Holy Grail of Apertures
It is said that f5.6 is the best all round aperture for photography. It gives fairly good depth of field for lenses in the wide to short telephoto range and when used on wide angle lenses, you get great depth of field and high quality sharpness.
I guess it is the same for video.
Therefore, to get close to the equivalent of f5.6 on the Olympus Zuiko 12mm lens, I set the aperture to either f2.8 or f3.2. The results were night and day compared to the video above.
When shooting aerial footage, you are essentially "flattening" the landscape by having no foreground objects to affect focus and depth of field. We also tend to use wide angle lenses in the sky. So, to get good depth of field and everything in focus, you don't need a small aperture of f8, f11 etc.
Setting the aperture to f2.8 or f3.2…or even f4 will suffice for most shoots. After all, did we not all get super sharp footage from our X3 cameras on the Inspire 1 which only shoots with an aperture of f2.8?
Start to set smaller apertures on the DJI X5 professional and you will more than likely start to get "mushier", less sharp footage.
One of the reasons I was looking forward to the X5 was the ability to set smaller apertures thinking:
- 1It would make for sharper footage due to depth of field
- 2It would make it easier to set slower shutter speeds due to less light hitting the sensor

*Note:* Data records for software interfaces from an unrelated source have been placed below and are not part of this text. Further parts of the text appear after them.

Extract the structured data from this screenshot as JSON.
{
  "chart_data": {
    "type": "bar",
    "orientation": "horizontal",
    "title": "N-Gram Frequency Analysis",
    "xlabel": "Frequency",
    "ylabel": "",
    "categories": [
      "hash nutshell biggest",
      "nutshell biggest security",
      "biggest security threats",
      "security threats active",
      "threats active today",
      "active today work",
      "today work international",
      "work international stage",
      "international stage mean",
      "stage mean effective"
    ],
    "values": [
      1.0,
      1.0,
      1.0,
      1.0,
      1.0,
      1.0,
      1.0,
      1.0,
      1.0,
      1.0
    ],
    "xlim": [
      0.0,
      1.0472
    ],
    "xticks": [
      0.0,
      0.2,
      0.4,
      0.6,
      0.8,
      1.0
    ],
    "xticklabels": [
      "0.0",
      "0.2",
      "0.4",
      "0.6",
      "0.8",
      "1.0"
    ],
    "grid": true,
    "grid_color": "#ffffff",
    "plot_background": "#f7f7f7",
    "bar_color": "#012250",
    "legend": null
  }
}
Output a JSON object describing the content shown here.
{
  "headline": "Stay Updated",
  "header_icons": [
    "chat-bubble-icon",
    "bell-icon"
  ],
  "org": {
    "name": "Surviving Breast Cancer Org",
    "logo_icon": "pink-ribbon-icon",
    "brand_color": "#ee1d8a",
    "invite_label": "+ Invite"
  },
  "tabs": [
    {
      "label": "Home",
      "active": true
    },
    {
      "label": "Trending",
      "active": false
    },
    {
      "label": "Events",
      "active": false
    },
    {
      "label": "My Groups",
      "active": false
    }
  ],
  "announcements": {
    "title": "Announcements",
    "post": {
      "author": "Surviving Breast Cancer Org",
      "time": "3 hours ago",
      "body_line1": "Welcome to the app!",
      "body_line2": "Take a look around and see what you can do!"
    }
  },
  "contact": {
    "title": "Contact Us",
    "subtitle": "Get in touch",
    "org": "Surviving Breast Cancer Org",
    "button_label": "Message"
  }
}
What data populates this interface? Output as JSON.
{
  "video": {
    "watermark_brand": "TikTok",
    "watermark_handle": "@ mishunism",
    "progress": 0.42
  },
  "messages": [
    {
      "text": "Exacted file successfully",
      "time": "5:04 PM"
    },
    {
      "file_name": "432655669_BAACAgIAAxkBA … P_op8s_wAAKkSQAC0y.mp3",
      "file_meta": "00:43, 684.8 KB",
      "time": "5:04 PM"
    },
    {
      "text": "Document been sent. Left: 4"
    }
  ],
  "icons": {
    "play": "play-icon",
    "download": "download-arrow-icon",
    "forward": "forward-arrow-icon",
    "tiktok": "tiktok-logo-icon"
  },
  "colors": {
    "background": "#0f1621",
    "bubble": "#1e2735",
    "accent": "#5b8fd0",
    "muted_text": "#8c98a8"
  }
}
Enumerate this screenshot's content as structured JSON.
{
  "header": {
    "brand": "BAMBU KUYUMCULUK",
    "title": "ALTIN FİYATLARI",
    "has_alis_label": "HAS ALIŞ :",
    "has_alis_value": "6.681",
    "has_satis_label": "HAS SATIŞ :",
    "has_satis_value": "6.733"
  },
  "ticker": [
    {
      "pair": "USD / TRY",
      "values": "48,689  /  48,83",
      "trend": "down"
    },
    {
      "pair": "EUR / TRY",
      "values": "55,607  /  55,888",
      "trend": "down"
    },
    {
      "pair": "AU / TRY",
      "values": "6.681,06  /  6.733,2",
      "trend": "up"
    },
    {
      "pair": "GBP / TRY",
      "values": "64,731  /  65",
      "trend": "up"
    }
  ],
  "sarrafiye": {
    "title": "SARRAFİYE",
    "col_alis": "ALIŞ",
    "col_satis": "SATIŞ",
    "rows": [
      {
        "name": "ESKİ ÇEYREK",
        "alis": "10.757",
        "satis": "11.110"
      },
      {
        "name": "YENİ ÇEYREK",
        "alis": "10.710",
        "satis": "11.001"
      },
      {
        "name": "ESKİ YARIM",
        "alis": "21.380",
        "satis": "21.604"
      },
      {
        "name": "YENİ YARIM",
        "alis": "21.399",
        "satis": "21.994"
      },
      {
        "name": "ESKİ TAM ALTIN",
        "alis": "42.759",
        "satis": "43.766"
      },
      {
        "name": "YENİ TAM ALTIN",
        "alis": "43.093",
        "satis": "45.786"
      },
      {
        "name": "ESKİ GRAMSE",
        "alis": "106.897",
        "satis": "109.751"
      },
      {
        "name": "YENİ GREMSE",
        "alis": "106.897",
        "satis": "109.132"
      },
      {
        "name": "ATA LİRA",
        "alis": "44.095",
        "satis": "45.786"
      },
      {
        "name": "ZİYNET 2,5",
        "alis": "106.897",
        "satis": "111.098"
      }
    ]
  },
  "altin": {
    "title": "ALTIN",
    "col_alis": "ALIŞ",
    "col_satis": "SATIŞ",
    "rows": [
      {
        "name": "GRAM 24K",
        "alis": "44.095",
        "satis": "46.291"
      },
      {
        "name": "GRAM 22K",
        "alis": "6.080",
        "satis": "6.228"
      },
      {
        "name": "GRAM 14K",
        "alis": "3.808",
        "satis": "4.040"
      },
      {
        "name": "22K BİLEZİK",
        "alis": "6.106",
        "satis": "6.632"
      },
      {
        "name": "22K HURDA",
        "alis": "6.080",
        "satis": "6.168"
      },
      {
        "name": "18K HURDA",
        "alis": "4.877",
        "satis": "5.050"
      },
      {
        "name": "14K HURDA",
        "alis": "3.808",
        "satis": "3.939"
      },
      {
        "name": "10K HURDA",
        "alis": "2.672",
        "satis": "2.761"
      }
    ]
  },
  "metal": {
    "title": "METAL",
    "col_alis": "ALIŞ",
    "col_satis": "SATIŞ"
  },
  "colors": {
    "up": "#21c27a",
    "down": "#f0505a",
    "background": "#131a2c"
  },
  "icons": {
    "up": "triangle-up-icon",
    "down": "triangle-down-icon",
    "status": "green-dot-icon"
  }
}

For best footage quality and smoothness, you should aim to set the shutter speed to roughly double that of the frame rate. Therefore, when shooting in 25p, you should aim for a shutter speed of 1/50th sec. For 60p, look at around 1/125th sec.
However, when using an aperture of f2.8 or f3.2 in bright sunshine, you are going to struggle to get slow shutter speeds. Even at ISO 100, therefore you will need to add an ND filter (I just ordered one for the X5). To bring the shutter speed down 6 stops.
Camera Settings for the X5 Camera
I was using a basic 3-stop ND filter for the video below. Because of this, I struggled to get shutter speeds below 320th/sec or even 640th/sec. My settings for the following video clips were:
In a perfect world, I would like to get to:
To do this, I think I am going to need a stronger ND filter. I look forward to testing more and seeing other people's settings and results. The following is a selection of clips taken yesterday using the settings I mentioned earlier…
One last thing worth mentioning is dust. If you take your lens off the X5 regularly, you may start to get a build up of fine dust particles on the sensor which can cause spots to appear on your footage.
With a full frame DSLR, these spots only tend to show up with apertures smaller than f5.6. So shoot at f16 with a dirty sensor and it looks like an invasion of flies have entered your shot.
Luckily, when shooting with wide apertures (f2.8-f4), dust doesn't tend to show. Whilst cleaning dust spots from still images is easy, cleaning them from footage can take a fair bit of skill and time.
For most situations where you are a fair distance away from your subject, always make sure you have focus set to infinity for best and sharpest results.
Caveat: All of the above is just my findings and not necessarily the best solution. If you would like to share your own findings and camera settings, please leave your Facebook comments below.
Clips below have only had minor levels/brightness/contrast tweaked and a tiny bit of sharpening made.
Note: There is some banding in the sky due to a little "over-processing" and YT compression…